If you were ever hit by a bus, your editing workflow should be able to survive (even if you don't).
For editors, establishing and maintaining a clear, efficient, and time-saving workflow is incredibly important, but unfortunately, it's something far too few of us actually do. We toss all of our media into a single file on some unnamed external hard drive, import the whole thing into our NLE, and wonder why the hell it takes so long to locate the assets we need.
If you're ready to get organized once and for all, check out this video by Brian Hunt. In it, he explains the "Bus Theory," an approach to file management and workflow that ensures that if you were ever hit by a bus or shuffled off this mortal coil by some other grave misfortune before finishing a project, another editor could come in and pick up right where you left off. (Morbid! I dig it.)

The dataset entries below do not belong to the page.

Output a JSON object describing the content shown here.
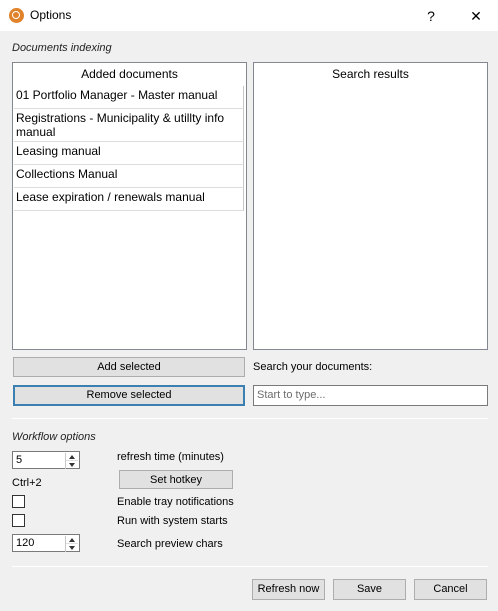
{
  "window": {
    "title": "Options",
    "help_glyph": "?",
    "close_glyph": "✕"
  },
  "documents_indexing": {
    "section_label": "Documents indexing",
    "added_documents": {
      "header": "Added documents",
      "items": [
        "01 Portfolio Manager - Master manual",
        "Registrations - Municipality & utillty info manual",
        "Leasing manual",
        "Collections Manual",
        "Lease expiration / renewals manual"
      ]
    },
    "search_results": {
      "header": "Search results"
    },
    "add_selected_label": "Add selected",
    "remove_selected_label": "Remove selected",
    "search_label": "Search your documents:",
    "search_placeholder": "Start to type..."
  },
  "workflow_options": {
    "section_label": "Workflow options",
    "refresh_time_value": "5",
    "refresh_time_label": "refresh time (minutes)",
    "hotkey_text": "Ctrl+2",
    "set_hotkey_label": "Set hotkey",
    "tray_notifications_label": "Enable tray notifications",
    "tray_notifications_checked": false,
    "run_with_system_label": "Run with system starts",
    "run_with_system_checked": false,
    "preview_chars_value": "120",
    "preview_chars_label": "Search preview chars"
  },
  "footer": {
    "refresh_now_label": "Refresh now",
    "save_label": "Save",
    "cancel_label": "Cancel"
  }
}
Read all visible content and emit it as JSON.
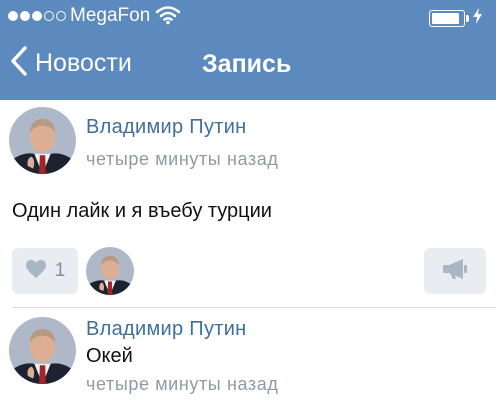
{
  "status_bar": {
    "carrier": "MegaFon",
    "signal_strength": 3,
    "signal_max": 5,
    "battery_level": 0.9,
    "icons": [
      "signal-dots-icon",
      "wifi-icon",
      "battery-icon",
      "charging-bolt-icon"
    ]
  },
  "nav": {
    "back_label": "Новости",
    "title": "Запись",
    "back_icon": "chevron-left-icon"
  },
  "colors": {
    "header_bg": "#5c89be",
    "author_link": "#3f6f9d",
    "muted_text": "#8f9aa6",
    "button_bg": "#e9edf1",
    "button_icon": "#a9b6c4"
  },
  "post": {
    "author": "Владимир Путин",
    "time": "четыре минуты назад",
    "text": "Один лайк и я въебу турции",
    "likes": "1",
    "like_icon": "heart-icon",
    "share_icon": "megaphone-icon"
  },
  "comment": {
    "author": "Владимир Путин",
    "text": "Окей",
    "time": "четыре минуты назад"
  }
}
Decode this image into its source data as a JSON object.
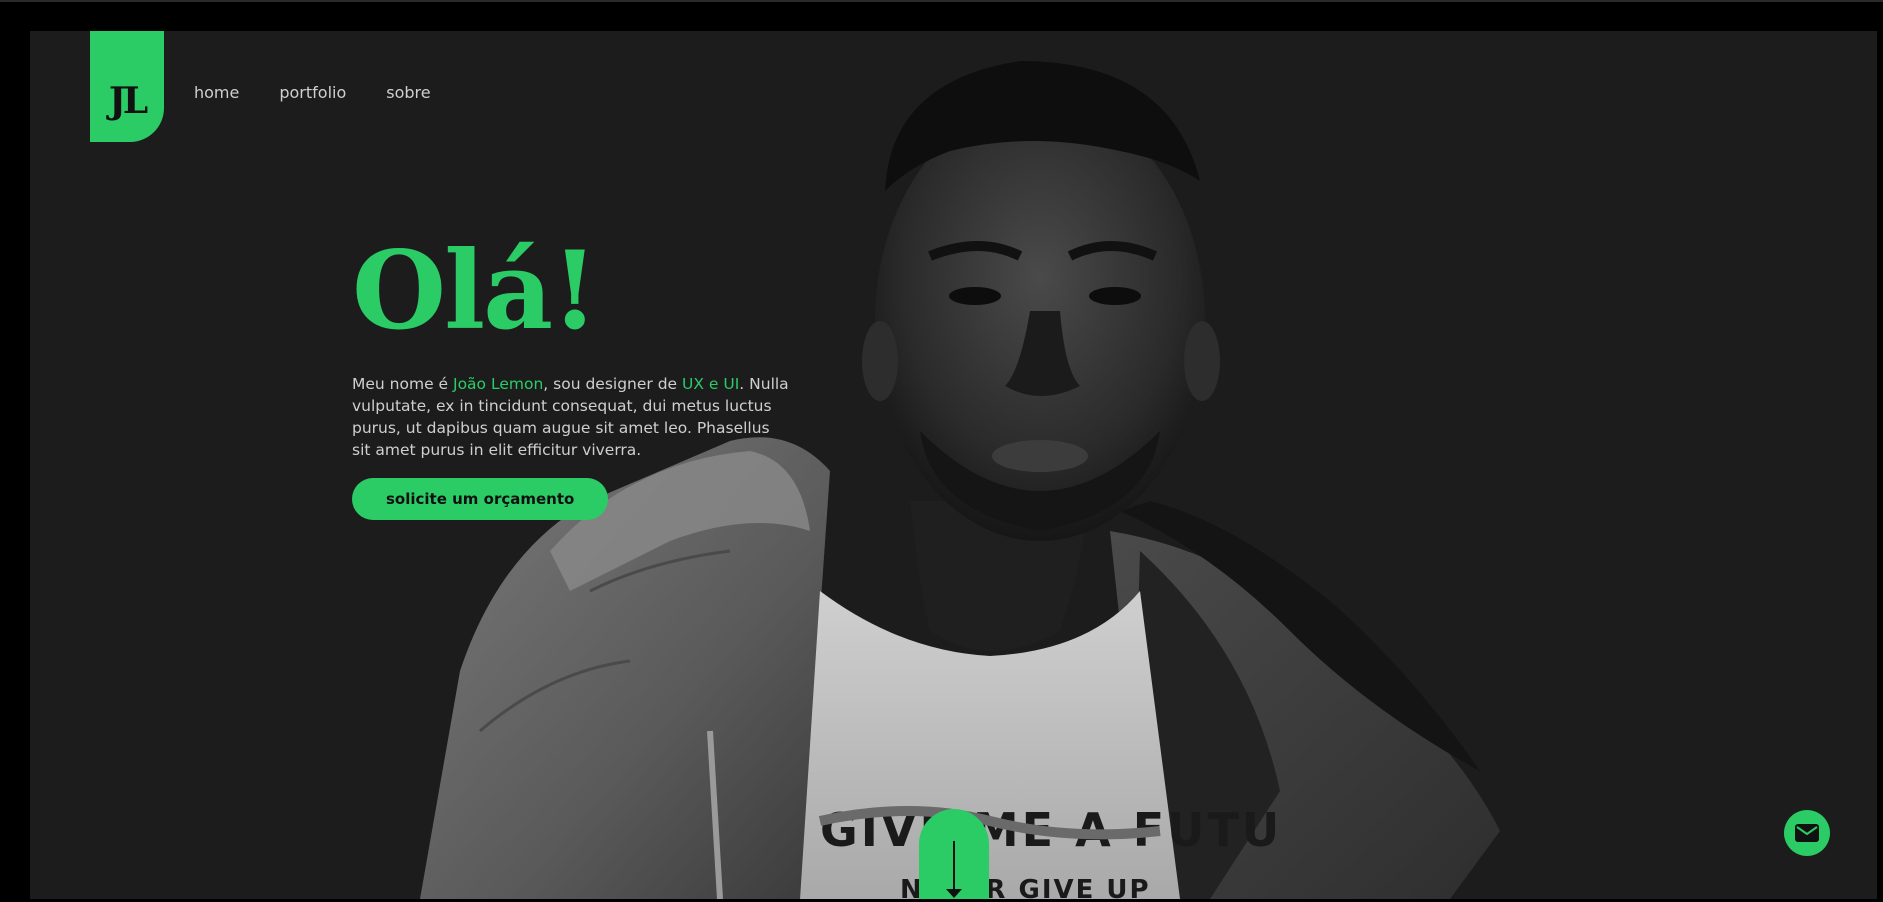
{
  "logo": {
    "text": "JL"
  },
  "nav": {
    "items": [
      {
        "label": "home"
      },
      {
        "label": "portfolio"
      },
      {
        "label": "sobre"
      }
    ]
  },
  "hero": {
    "title": "Olá!",
    "intro_prefix": "Meu nome é ",
    "name": "João Lemon",
    "intro_mid": ", sou designer de ",
    "role": "UX e UI",
    "intro_suffix": ". Nulla vulputate, ex in tincidunt consequat, dui metus luctus purus, ut dapibus quam augue sit amet leo. Phasellus sit amet purus in elit efficitur viverra.",
    "cta_label": "solicite um orçamento"
  },
  "shirt_text": {
    "line1": "GIVE ME A FUTU",
    "line2": "NEVER GIVE UP"
  },
  "icons": {
    "scroll": "arrow-down-icon",
    "mail": "mail-icon"
  },
  "colors": {
    "accent": "#2bcc66",
    "background": "#1c1c1d",
    "text": "#cfcfcf"
  }
}
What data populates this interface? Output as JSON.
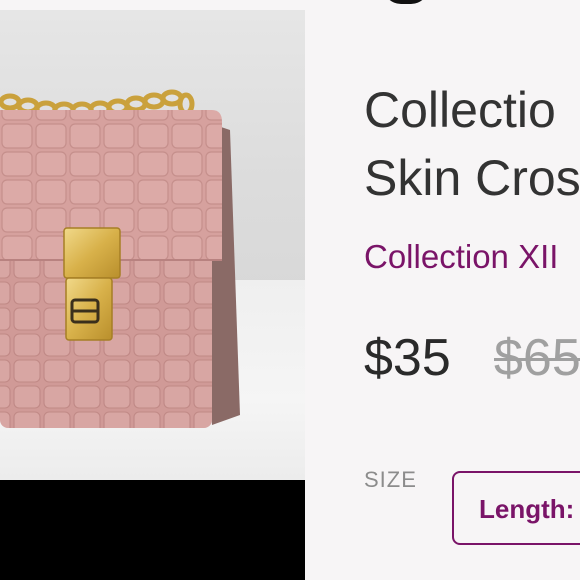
{
  "product": {
    "title_line1": "Collectio",
    "title_line2": "Skin Cros",
    "brand": "Collection XII",
    "price": "$35",
    "original_price": "$65"
  },
  "size": {
    "label": "SIZE",
    "selected_option": "Length:"
  },
  "icons": {
    "top_partial_icon": "partial-circle-icon"
  },
  "colors": {
    "brand_accent": "#7a1468",
    "price_text": "#2a2a2a",
    "original_price_text": "#a0a0a0",
    "background": "#f7f5f6",
    "bag_pink": "#d9a7a4",
    "clasp_gold": "#d8b14a"
  }
}
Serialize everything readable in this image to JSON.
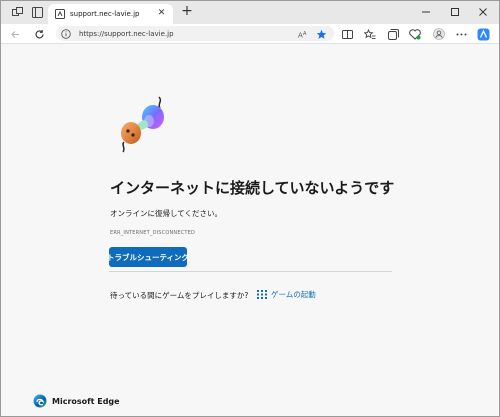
{
  "tab": {
    "title": "support.nec-lavie.jp"
  },
  "address": {
    "url": "https://support.nec-lavie.jp"
  },
  "icons": {
    "workspaces": "workspaces-icon",
    "tab_actions": "tab-actions-icon",
    "favicon": "page-favicon-icon",
    "back": "back-icon",
    "refresh": "refresh-icon",
    "info": "info-icon",
    "read_aloud": "read-aloud-icon",
    "favorite": "favorite-star-icon",
    "split": "split-screen-icon",
    "favorites": "favorites-icon",
    "collections": "collections-icon",
    "browser_essentials": "browser-essentials-icon",
    "profile": "profile-icon",
    "more": "more-icon",
    "copilot": "copilot-icon"
  },
  "colors": {
    "accent": "#0f6cbd",
    "background": "#f7f7f7"
  },
  "error": {
    "headline": "インターネットに接続していないようです",
    "subtext": "オンラインに復帰してください。",
    "code": "ERR_INTERNET_DISCONNECTED",
    "button": "トラブルシューティング",
    "game_prompt": "待っている間にゲームをプレイしますか?",
    "game_link": "ゲームの起動"
  },
  "brand": {
    "name": "Microsoft Edge"
  }
}
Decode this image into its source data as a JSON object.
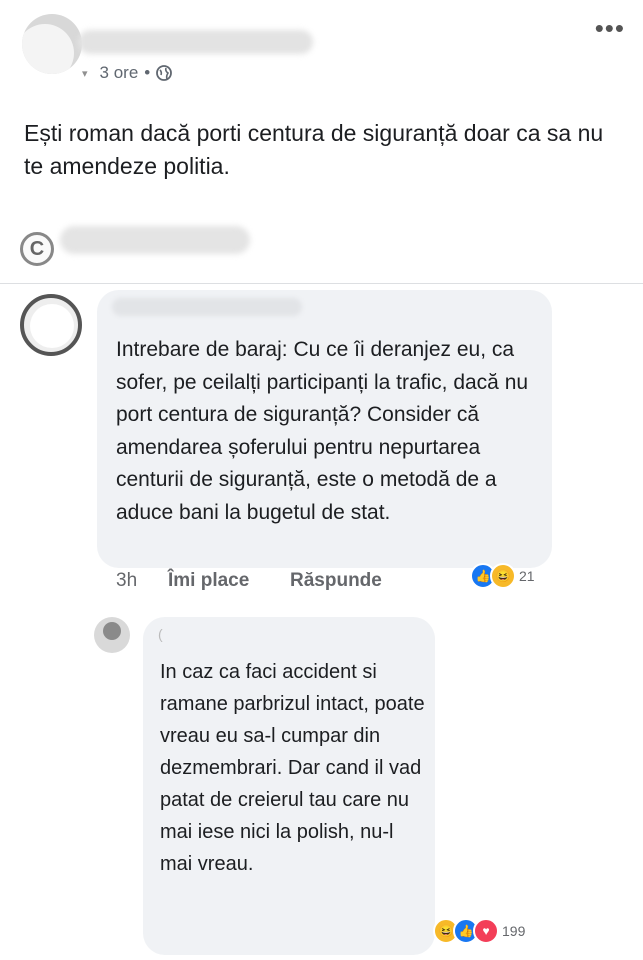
{
  "post": {
    "time": "3 ore",
    "separator": "•",
    "more_icon": "more-horizontal-icon",
    "privacy_icon": "globe-icon",
    "text": "Ești roman dacă porti centura de siguranță doar ca sa nu te amendeze politia.",
    "share_icon": "copyright-icon",
    "share_glyph": "C"
  },
  "comments": [
    {
      "text": "Intrebare de baraj: Cu ce îi deranjez eu, ca sofer, pe ceilalți participanți la trafic, dacă nu port centura de siguranță? Consider că amendarea șoferului pentru nepurtarea centurii de siguranță, este o metodă de a aduce bani la bugetul de stat.",
      "time": "3h",
      "like_label": "Îmi place",
      "reply_label": "Răspunde",
      "reactions": [
        "like",
        "haha"
      ],
      "reaction_count": "21"
    },
    {
      "name_fragment": "(",
      "text": "In caz ca faci accident si ramane parbrizul intact, poate vreau eu sa-l cumpar din dezmembrari. Dar cand il vad patat de creierul tau care nu mai iese nici la polish, nu-l mai vreau.",
      "reactions": [
        "haha",
        "like",
        "love"
      ],
      "reaction_count": "199"
    }
  ],
  "colors": {
    "like": "#1877f2",
    "haha": "#f7b928",
    "love": "#f33e58",
    "bubble": "#f0f2f5",
    "muted": "#65676b"
  }
}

This kind of file management system looks almost identical to the first one I used and continue to use to this day. It clearly organizes the different types of media you'll likely be working with, like video, audio, and graphics, and includes subfolders within those files so you can easily navigate as you search for different assets in post.
Now, your files don't have to be identical to Hunt's. Everybody's workflow and particular needs are a little different, especially if you work in different areas of post-production. However, the moral of the story, everyone, is that while organizing your media may not be all that thrilling, it's absolutely necessary if you want to edit in any kind of efficient way.
Also, I hope none of you get hit by a bus. <3